- **WHAT THE TASK REQUIRES**:
Write out each line from the data below that includes the word "Drive".

---------- DATA SHOWN

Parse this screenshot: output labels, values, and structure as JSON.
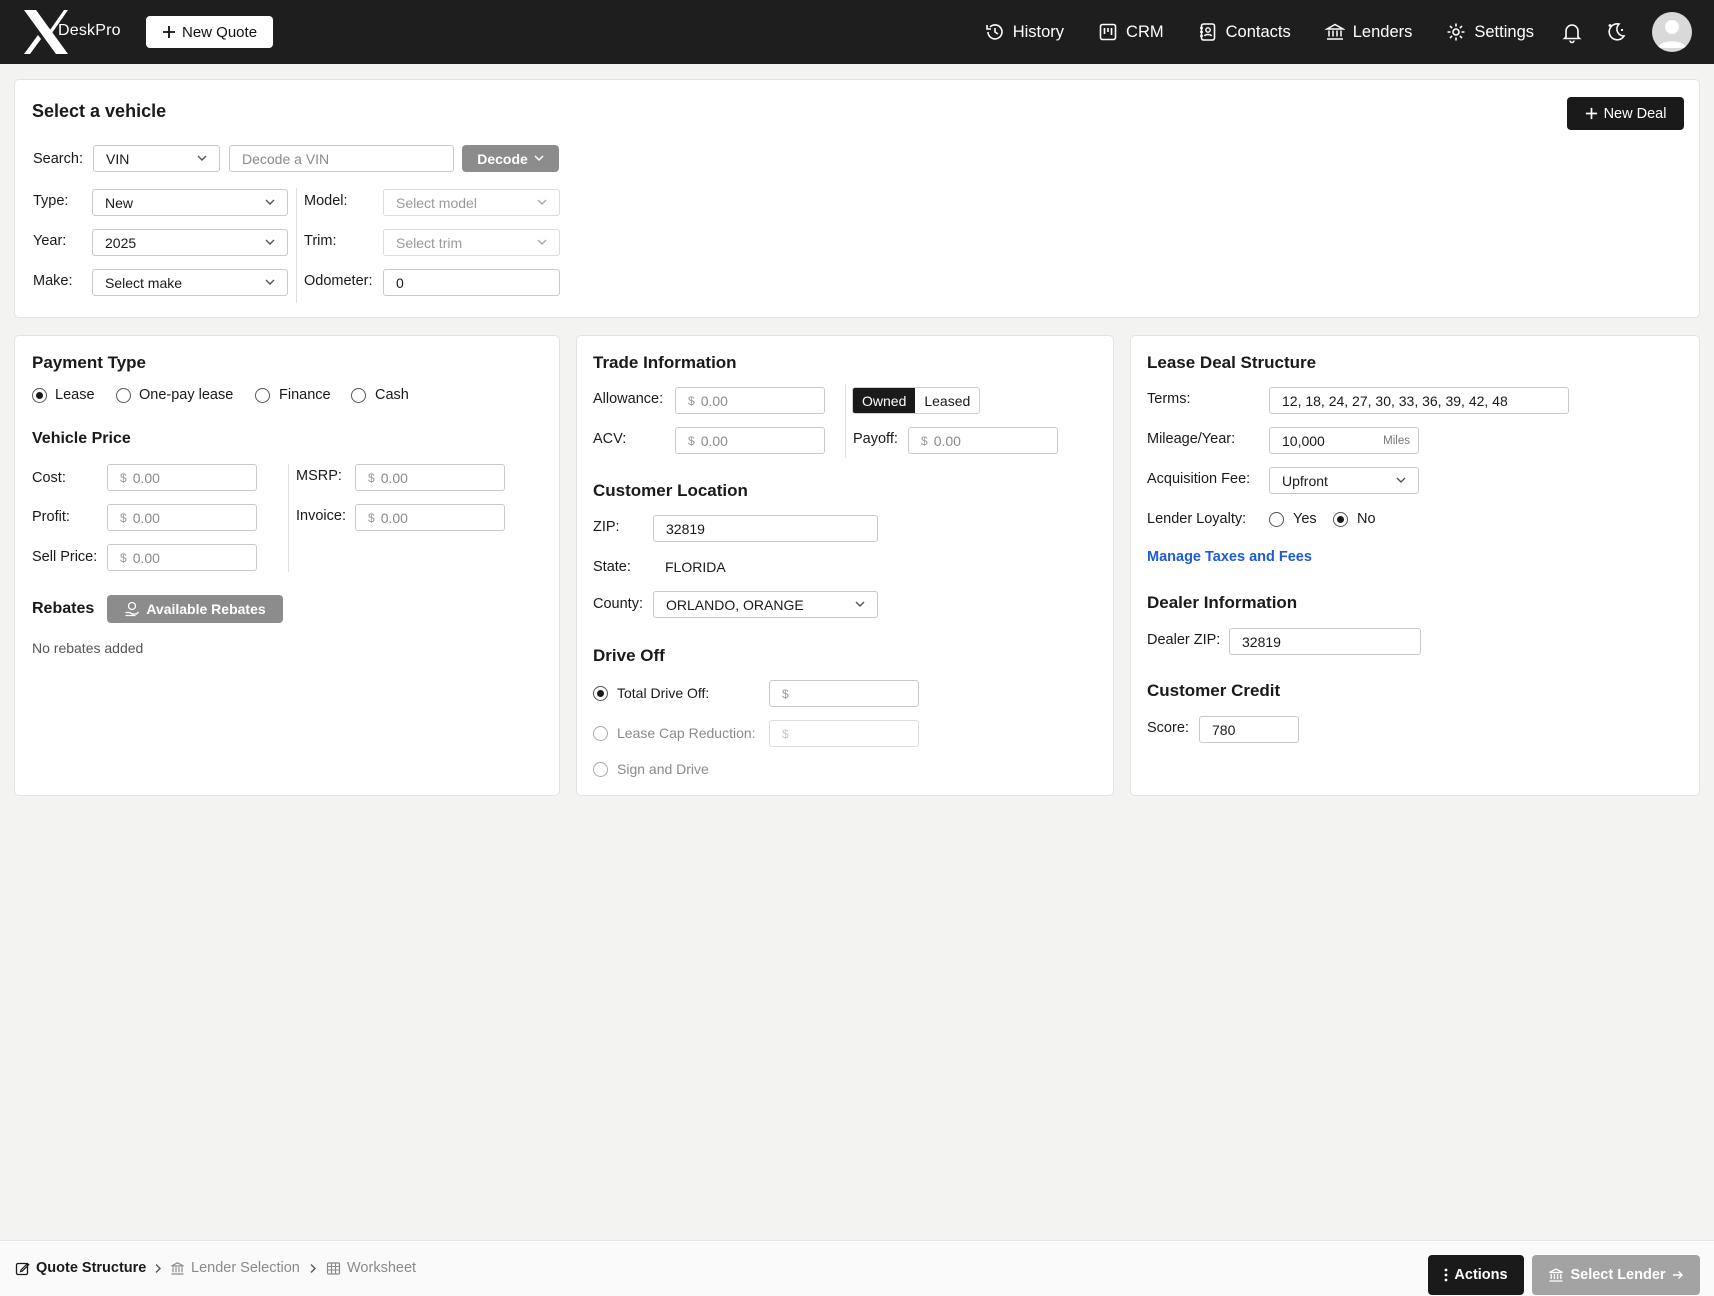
{
  "header": {
    "logo_text": "DeskPro",
    "new_quote_label": "New Quote",
    "nav": [
      {
        "label": "History",
        "icon": "history-icon"
      },
      {
        "label": "CRM",
        "icon": "crm-icon"
      },
      {
        "label": "Contacts",
        "icon": "contacts-icon"
      },
      {
        "label": "Lenders",
        "icon": "bank-icon"
      },
      {
        "label": "Settings",
        "icon": "gear-icon"
      }
    ]
  },
  "vehicle": {
    "title": "Select a vehicle",
    "new_deal_label": "New Deal",
    "search_label": "Search:",
    "search_type": "VIN",
    "vin_placeholder": "Decode a VIN",
    "decode_label": "Decode",
    "type_label": "Type:",
    "type_value": "New",
    "year_label": "Year:",
    "year_value": "2025",
    "make_label": "Make:",
    "make_value": "Select make",
    "model_label": "Model:",
    "model_value": "Select model",
    "trim_label": "Trim:",
    "trim_value": "Select trim",
    "odometer_label": "Odometer:",
    "odometer_value": "0"
  },
  "payment": {
    "title": "Payment Type",
    "options": [
      "Lease",
      "One-pay lease",
      "Finance",
      "Cash"
    ],
    "selected": "Lease",
    "price_title": "Vehicle Price",
    "cost_label": "Cost:",
    "profit_label": "Profit:",
    "sell_label": "Sell Price:",
    "msrp_label": "MSRP:",
    "invoice_label": "Invoice:",
    "currency": "$",
    "zero": "0.00",
    "rebates_title": "Rebates",
    "available_rebates_label": "Available Rebates",
    "no_rebates": "No rebates added"
  },
  "trade": {
    "title": "Trade Information",
    "allowance_label": "Allowance:",
    "acv_label": "ACV:",
    "payoff_label": "Payoff:",
    "owned_label": "Owned",
    "leased_label": "Leased",
    "currency": "$",
    "zero": "0.00",
    "location_title": "Customer Location",
    "zip_label": "ZIP:",
    "zip_value": "32819",
    "state_label": "State:",
    "state_value": "FLORIDA",
    "county_label": "County:",
    "county_value": "ORLANDO, ORANGE",
    "driveoff_title": "Drive Off",
    "total_driveoff_label": "Total Drive Off:",
    "cap_reduction_label": "Lease Cap Reduction:",
    "sign_drive_label": "Sign and Drive"
  },
  "lease": {
    "title": "Lease Deal Structure",
    "terms_label": "Terms:",
    "terms_value": "12, 18, 24, 27, 30, 33, 36, 39, 42, 48",
    "mileage_label": "Mileage/Year:",
    "mileage_value": "10,000",
    "mileage_unit": "Miles",
    "acq_fee_label": "Acquisition Fee:",
    "acq_fee_value": "Upfront",
    "loyalty_label": "Lender Loyalty:",
    "loyalty_yes": "Yes",
    "loyalty_no": "No",
    "manage_link": "Manage Taxes and Fees",
    "dealer_title": "Dealer Information",
    "dealer_zip_label": "Dealer ZIP:",
    "dealer_zip_value": "32819",
    "credit_title": "Customer Credit",
    "score_label": "Score:",
    "score_value": "780"
  },
  "footer": {
    "crumbs": [
      "Quote Structure",
      "Lender Selection",
      "Worksheet"
    ],
    "actions_label": "Actions",
    "select_lender_label": "Select Lender"
  }
}
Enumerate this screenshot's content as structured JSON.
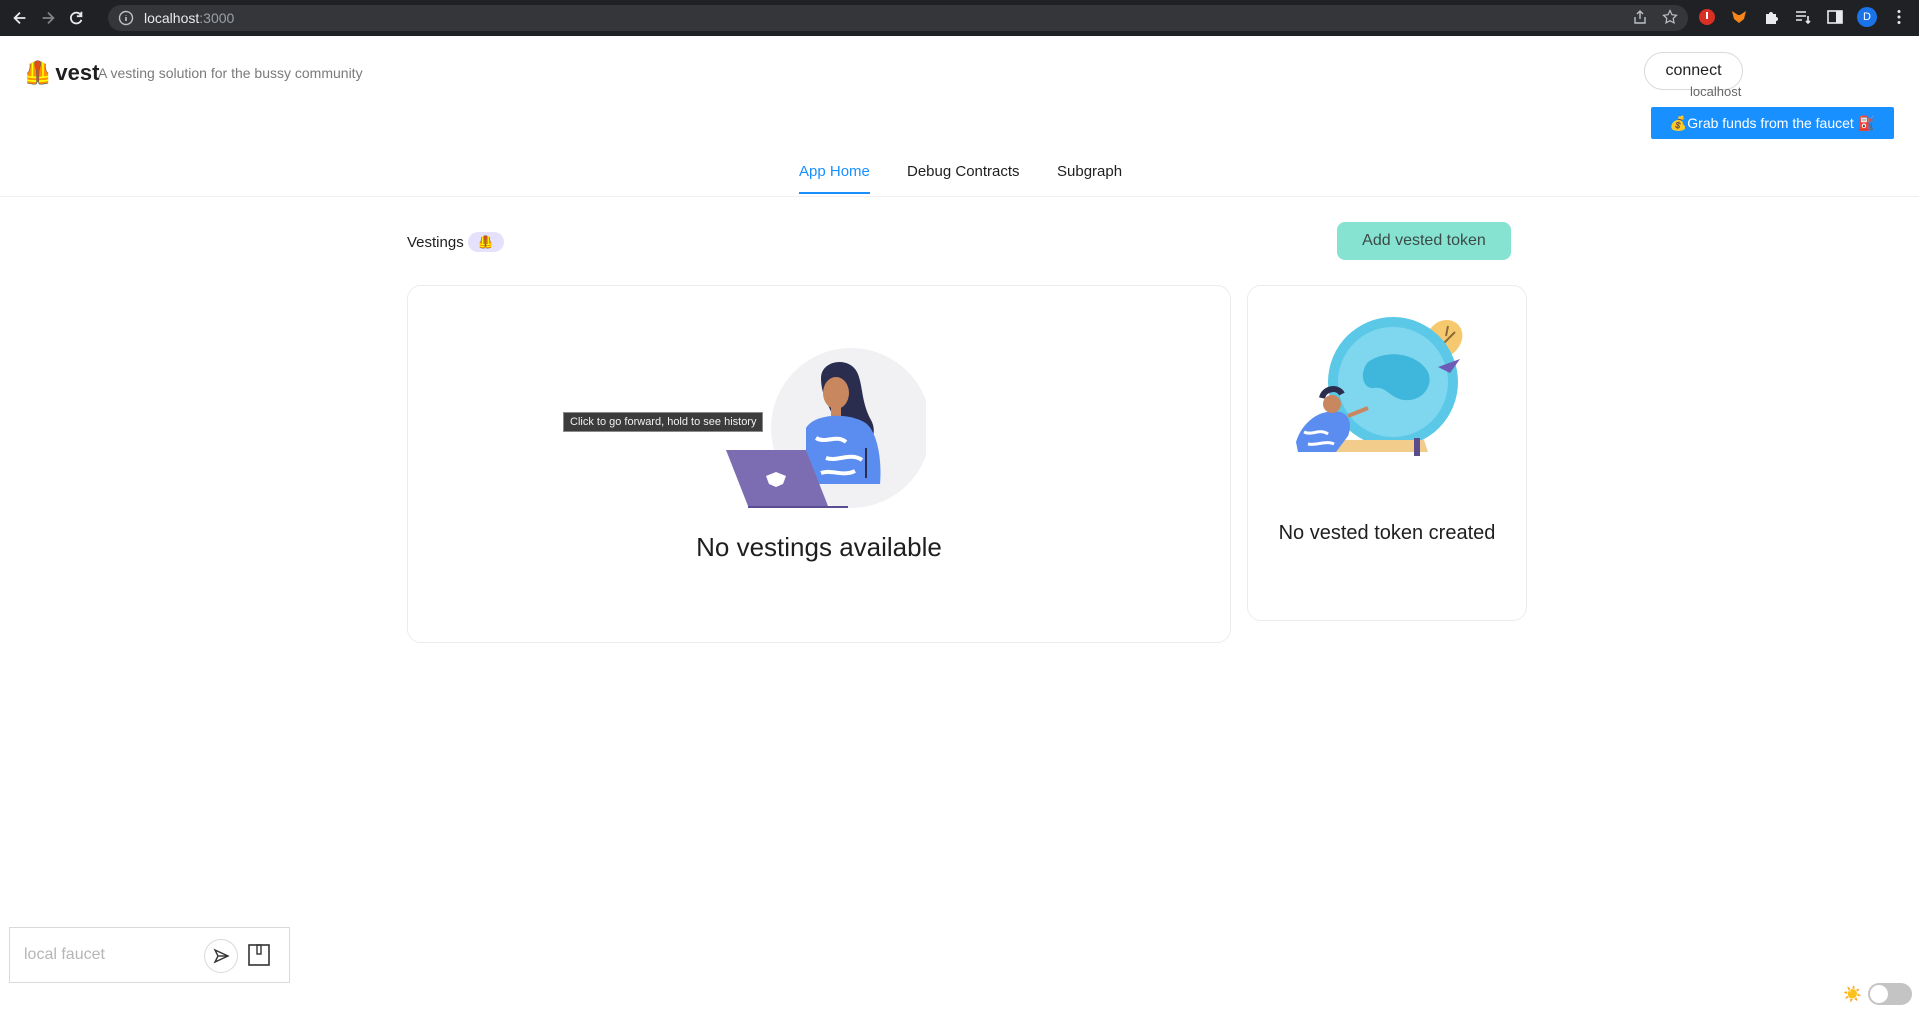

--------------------

- **TASK RESULT**:
    "driveoff_title": "Drive Off",
    "total_driveoff_label": "Total Drive Off:",
    "sign_drive_label": "Sign and Drive"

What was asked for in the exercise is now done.